This book explores the politics of anti-nuclear activism in Tokyo after the Fukushima nuclear disaster of March 2011. Analyzing the protests in the context of a longer history of citizen activism in Tokyo, it also situates the movement within the framework of a global struggle for democracy, from the Arab Spring to Occupy Wall Street.
By examining the anti-nuclear movement at both urban and transnational scales, the book also reveals the complex geography of today’s globally connected social movements. It emphasizes the contestation of urban space by anti-nuclear activists in Tokyo and the weaving together of urban and cyber space in their praxis. By focusing on the cultural life of the movement—from its characteristic demonstration style to its blogs, zines and pamphlets—this book communicates activists’ voices in their own words. Based on excellent ethnographic research, it concludes that the anti-nuclear protests in Tokyo after the Fukushima disaster have redefined social movement politics for a new era.

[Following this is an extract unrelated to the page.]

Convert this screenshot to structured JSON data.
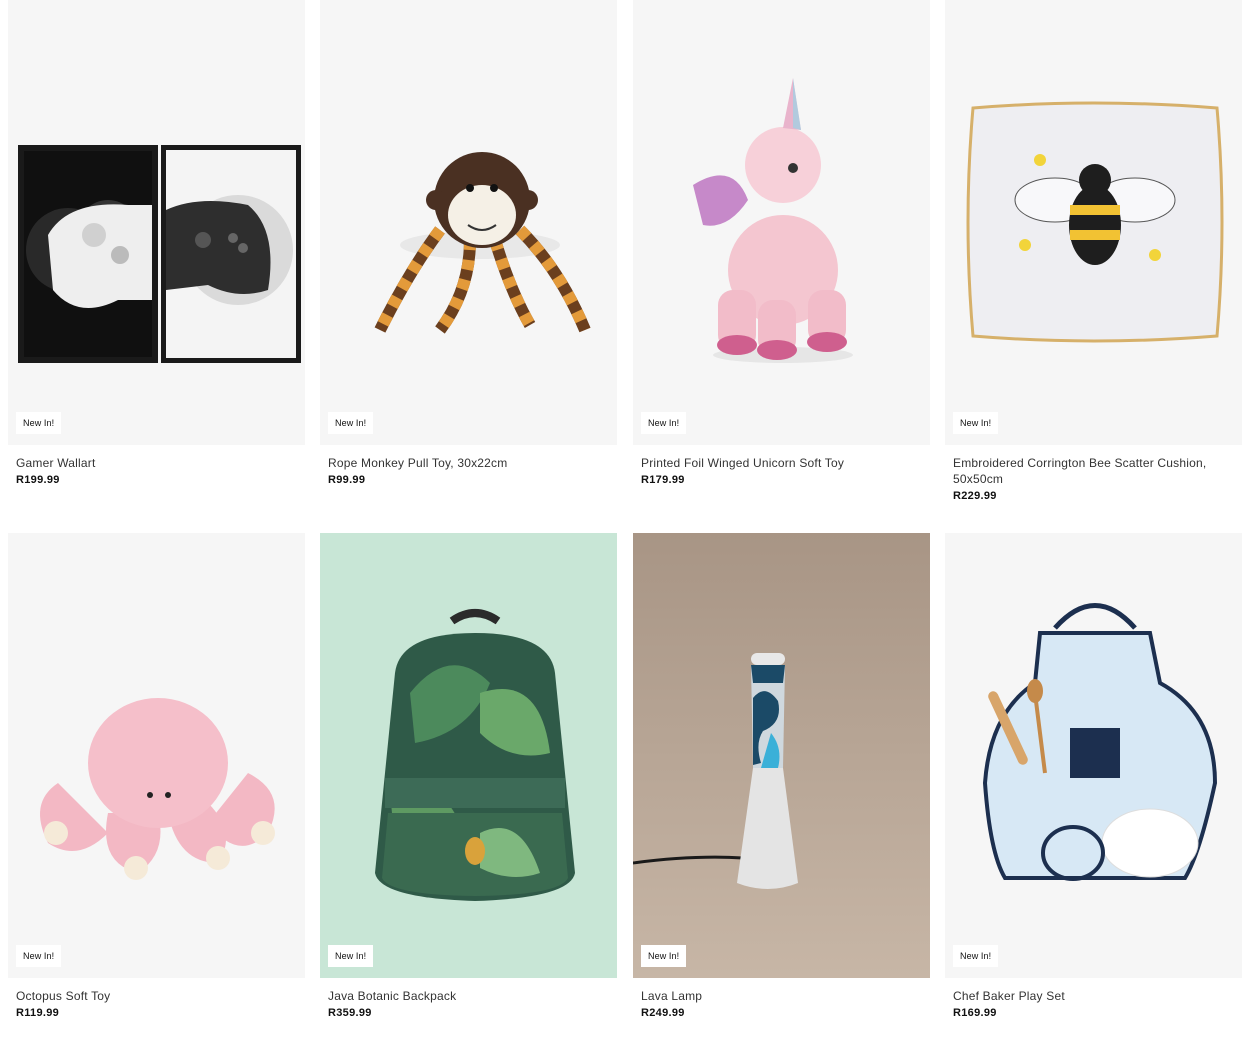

Providing an analysis of a unique period in Japan’s contemporary urban history from the perspective of eyewitness observations, this book will be useful to students and scholars of Japanese Politics, Sociology and Japanese Studies in general.